The attempted crackdown on online freedoms over the last few years has been relentless. From CISPA in the US, to the CCDP in the UK, governments around the world are ramping up efforts to increase internet surveillance, not to mention private corporations trying to impose draconian legislation such as SOPA and ACTA. Thankfully there are a number of charities, individuals and advocacy groups fighting to make sure anti-online privacy legislation is exposed to the wider public and given the scrutiny its backers would like to avoid.
The below organisations are by no means the only ones fighting for online freedoms, but we believe they are among the most important, and do an amazing job at educating the public and raising awareness of policies that could have a dramatic effect on the internet. These organisations are a great resources if you want to learn more about around online privacy issues and they deserve your support. So without further ado, here’s our top five defenders of online privacy.
Ok we have a slightly vested interested here, as IVPN is a member of the Electronic Frontier Foundation, but there’s no doubt the EFF is one of the most voracious and active defenders of online freedoms. US based, but with an international outlook, the EFF has been campaigning on digital rights issues since 1990. The non-profit organisation was founded by Mitch Kapor (founder of Lotus), John Gilmore (major GNU contributor) and John Perry Barlow (political activist and former lyricist for the Grateful Dead). The EFF was one of the main activist groups behind the successful anti-SOPA and anti-ACTA campaigns and regularly provides assistance to defend technologies from legal threats in court.
The American Civil Liberties Union is not an internet-specific organisation, but its commitment to “defend and preserve the individual rights and liberties” of US citizens means its goals have frequently intersected with those of internet activists. The ACLU has been going since 1920 and has been relentless in its lobbying and community education. Because of its knowledge of US law the organisation lends much needed legal expertise and understanding to the changing issues where privacy and online surveillance meet. Although the ACLU is US-focused, it’s work is relevant to everyone who uses and values the internet.
You can be forgiven if you’ve never heard of European Digital Rights, as the organisation doesn’t have a very high profile. Instead it acts as an umbrella organisation for a number of different privacy groups that are Europe-focused, such Chaos Computer Club, Bits of Freedom and Open Rights Group. The organisation has offices in 21 countries across the EU and help groups campaign on a range of digital rights issues such as copyright, online surveillance and cyber crime.
The Electronic Privacy Information Center is a US based public interest research group that advocates for strong privacy safeguards and campaigns on civil liberties issues. EPIC has been active on a range of fronts including drone surveillance, FBI Watchlists, and body scanners. The organisation campaigns heavily on a range of internet-related issues, especially privacy concerns around Facebook, cloud computing and Google Street View.

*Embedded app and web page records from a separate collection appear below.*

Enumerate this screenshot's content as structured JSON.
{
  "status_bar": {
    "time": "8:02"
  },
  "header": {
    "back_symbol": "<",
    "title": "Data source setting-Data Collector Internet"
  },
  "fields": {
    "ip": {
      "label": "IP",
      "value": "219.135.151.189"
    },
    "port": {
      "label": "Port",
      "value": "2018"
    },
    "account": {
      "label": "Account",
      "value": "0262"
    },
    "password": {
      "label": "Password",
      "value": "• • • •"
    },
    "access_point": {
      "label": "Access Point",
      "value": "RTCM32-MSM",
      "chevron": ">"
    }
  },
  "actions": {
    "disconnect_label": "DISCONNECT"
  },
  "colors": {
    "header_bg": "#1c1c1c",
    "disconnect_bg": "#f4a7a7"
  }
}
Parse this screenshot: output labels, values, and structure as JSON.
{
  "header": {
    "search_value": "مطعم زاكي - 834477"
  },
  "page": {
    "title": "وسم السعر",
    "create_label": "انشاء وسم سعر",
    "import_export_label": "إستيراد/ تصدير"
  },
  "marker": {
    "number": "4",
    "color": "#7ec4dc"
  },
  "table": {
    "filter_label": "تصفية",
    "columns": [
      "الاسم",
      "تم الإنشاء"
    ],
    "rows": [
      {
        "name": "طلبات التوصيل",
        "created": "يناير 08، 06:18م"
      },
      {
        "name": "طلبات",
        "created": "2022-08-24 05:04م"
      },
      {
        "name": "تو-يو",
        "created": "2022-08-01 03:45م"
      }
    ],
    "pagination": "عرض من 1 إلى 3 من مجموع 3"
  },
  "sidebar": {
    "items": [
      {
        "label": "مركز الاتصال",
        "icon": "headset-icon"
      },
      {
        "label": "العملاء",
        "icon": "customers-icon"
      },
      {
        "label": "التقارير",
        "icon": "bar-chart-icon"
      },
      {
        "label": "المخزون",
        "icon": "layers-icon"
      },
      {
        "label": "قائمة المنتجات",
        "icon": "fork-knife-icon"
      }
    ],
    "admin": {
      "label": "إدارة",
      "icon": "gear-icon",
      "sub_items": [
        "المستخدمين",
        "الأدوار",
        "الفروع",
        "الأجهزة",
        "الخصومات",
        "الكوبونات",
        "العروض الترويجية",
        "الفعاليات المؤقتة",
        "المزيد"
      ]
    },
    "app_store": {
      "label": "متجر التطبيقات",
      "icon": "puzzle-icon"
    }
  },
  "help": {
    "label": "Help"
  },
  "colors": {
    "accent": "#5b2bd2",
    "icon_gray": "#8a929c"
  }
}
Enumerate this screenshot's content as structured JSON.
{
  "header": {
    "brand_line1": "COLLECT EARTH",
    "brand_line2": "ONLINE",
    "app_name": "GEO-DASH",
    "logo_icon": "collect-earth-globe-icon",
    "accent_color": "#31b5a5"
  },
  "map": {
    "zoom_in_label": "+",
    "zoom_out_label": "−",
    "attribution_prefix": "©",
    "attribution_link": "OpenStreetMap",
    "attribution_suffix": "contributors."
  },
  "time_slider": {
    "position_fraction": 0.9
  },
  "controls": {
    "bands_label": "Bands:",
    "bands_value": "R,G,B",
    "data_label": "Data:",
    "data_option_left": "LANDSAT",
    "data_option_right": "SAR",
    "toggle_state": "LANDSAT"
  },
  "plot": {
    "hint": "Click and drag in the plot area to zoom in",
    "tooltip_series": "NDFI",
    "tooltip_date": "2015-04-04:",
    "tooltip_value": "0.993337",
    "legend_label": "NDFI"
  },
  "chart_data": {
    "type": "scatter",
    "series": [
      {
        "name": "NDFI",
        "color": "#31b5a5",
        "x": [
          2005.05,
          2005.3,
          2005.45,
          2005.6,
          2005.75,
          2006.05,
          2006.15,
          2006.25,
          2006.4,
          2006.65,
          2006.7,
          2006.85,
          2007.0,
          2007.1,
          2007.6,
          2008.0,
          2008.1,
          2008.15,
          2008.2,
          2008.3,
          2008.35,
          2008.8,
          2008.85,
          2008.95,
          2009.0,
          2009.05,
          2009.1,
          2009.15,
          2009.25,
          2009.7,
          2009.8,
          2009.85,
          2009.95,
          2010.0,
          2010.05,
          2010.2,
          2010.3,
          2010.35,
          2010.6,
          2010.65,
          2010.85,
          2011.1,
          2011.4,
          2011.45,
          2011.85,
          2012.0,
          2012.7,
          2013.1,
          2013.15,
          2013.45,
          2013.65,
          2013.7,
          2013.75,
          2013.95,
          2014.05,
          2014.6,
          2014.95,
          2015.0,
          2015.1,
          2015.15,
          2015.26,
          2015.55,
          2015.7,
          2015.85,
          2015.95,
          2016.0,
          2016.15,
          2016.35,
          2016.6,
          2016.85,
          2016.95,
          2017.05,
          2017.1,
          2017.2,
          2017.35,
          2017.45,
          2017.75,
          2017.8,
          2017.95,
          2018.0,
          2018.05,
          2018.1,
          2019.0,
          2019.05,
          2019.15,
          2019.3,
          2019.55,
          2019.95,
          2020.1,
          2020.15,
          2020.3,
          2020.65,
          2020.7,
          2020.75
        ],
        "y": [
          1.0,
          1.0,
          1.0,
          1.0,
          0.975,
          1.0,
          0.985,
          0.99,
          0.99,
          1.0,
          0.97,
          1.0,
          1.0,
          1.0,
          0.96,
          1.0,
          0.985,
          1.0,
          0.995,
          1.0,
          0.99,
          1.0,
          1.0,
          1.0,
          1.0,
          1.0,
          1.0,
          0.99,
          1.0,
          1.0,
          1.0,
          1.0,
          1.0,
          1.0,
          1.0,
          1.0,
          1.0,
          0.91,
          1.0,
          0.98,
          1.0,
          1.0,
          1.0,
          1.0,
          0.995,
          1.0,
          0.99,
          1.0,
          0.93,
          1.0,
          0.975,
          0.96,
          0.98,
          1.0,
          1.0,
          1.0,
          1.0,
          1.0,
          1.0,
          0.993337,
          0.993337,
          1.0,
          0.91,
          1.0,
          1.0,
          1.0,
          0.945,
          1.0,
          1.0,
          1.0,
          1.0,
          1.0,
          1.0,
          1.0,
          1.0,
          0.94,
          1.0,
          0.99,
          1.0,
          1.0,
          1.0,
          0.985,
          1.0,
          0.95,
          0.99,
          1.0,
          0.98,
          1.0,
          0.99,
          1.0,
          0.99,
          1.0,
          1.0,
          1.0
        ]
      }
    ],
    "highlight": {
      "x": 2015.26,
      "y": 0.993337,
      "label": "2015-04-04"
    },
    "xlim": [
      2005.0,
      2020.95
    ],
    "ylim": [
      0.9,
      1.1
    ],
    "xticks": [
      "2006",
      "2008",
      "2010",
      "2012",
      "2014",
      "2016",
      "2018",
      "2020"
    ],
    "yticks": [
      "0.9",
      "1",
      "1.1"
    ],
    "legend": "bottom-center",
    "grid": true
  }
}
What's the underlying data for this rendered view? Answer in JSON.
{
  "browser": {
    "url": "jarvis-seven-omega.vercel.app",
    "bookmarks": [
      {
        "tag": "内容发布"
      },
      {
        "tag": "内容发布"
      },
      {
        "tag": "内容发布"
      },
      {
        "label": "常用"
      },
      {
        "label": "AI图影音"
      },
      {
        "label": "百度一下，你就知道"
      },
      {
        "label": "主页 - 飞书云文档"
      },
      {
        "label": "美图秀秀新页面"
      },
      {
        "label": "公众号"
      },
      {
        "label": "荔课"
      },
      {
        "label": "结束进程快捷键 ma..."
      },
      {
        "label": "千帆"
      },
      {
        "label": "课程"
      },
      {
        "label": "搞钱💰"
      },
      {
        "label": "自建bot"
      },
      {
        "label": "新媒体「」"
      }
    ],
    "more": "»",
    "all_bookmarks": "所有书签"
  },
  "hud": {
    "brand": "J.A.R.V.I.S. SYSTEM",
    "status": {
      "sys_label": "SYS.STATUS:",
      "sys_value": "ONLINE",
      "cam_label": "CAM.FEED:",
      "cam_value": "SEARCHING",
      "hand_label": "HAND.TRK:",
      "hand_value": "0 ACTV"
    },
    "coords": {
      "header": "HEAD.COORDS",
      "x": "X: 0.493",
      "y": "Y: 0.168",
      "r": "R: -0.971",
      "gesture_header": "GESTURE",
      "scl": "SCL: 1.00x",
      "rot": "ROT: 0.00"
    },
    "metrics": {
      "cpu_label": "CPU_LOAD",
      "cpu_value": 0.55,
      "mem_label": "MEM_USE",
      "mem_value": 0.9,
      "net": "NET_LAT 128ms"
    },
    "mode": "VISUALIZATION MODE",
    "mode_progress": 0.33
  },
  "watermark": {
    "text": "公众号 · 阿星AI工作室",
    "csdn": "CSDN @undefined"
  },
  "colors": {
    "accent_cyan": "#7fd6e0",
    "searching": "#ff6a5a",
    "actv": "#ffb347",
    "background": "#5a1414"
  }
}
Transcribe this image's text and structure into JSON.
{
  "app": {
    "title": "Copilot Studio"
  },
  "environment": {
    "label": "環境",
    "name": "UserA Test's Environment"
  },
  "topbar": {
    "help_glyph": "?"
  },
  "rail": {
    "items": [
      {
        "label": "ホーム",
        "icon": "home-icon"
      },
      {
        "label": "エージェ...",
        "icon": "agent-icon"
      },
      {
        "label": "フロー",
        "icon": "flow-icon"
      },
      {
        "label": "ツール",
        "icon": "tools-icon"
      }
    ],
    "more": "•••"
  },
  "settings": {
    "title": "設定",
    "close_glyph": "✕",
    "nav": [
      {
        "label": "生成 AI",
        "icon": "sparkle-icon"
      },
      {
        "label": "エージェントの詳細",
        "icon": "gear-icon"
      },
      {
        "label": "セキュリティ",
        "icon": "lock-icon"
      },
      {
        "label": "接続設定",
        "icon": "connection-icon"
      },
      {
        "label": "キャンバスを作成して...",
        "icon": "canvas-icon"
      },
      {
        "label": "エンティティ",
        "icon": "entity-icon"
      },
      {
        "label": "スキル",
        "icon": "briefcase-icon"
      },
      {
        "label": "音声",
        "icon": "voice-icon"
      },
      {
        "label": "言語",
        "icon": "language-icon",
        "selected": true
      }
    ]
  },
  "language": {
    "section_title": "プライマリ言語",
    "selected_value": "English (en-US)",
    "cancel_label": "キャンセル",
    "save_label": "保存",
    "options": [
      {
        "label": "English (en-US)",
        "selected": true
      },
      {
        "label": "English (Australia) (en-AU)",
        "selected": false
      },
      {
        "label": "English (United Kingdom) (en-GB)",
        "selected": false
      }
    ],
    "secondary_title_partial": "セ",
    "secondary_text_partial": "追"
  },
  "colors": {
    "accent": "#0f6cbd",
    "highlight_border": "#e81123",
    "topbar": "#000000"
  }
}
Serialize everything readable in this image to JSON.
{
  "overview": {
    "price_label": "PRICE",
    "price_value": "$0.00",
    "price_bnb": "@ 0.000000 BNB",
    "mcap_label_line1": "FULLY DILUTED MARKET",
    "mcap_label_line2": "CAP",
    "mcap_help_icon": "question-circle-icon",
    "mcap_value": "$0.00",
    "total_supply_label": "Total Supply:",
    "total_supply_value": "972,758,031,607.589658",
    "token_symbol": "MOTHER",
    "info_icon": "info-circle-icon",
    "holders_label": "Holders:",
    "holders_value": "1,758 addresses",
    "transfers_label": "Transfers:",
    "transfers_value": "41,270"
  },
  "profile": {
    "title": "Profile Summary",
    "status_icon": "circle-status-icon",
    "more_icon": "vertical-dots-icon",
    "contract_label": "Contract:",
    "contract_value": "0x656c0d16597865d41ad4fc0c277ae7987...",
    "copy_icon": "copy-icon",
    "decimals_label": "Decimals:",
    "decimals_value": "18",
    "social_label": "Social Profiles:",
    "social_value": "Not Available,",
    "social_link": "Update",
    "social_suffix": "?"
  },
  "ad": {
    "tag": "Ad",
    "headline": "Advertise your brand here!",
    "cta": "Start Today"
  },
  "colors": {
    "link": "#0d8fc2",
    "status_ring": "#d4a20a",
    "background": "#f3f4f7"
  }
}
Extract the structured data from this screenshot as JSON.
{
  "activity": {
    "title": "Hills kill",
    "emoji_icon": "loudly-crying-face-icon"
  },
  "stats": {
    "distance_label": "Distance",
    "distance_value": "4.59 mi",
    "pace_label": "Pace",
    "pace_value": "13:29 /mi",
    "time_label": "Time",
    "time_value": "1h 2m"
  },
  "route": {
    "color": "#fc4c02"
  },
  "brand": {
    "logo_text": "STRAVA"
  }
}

Privacy International is a UK-based charity that promotes the right to privacy. The organisation claims to be the oldest international privacy organisation in the world, formed in 1990, and has a very global outlook, with partners in across Africa, South America and South East Asia. PI’s focus on privacy protection extends to everything from CCTV cameras to DNA profiling, but much of its recent work has looked at government surveillance online. The organisation also releases reports covering privacy issues in specific countries, which are useful if you’re looking for an overview of privacy laws in a certain jurisdiction.
Is there another privacy organisation that you think deserves recognition? Let us know in the comments below.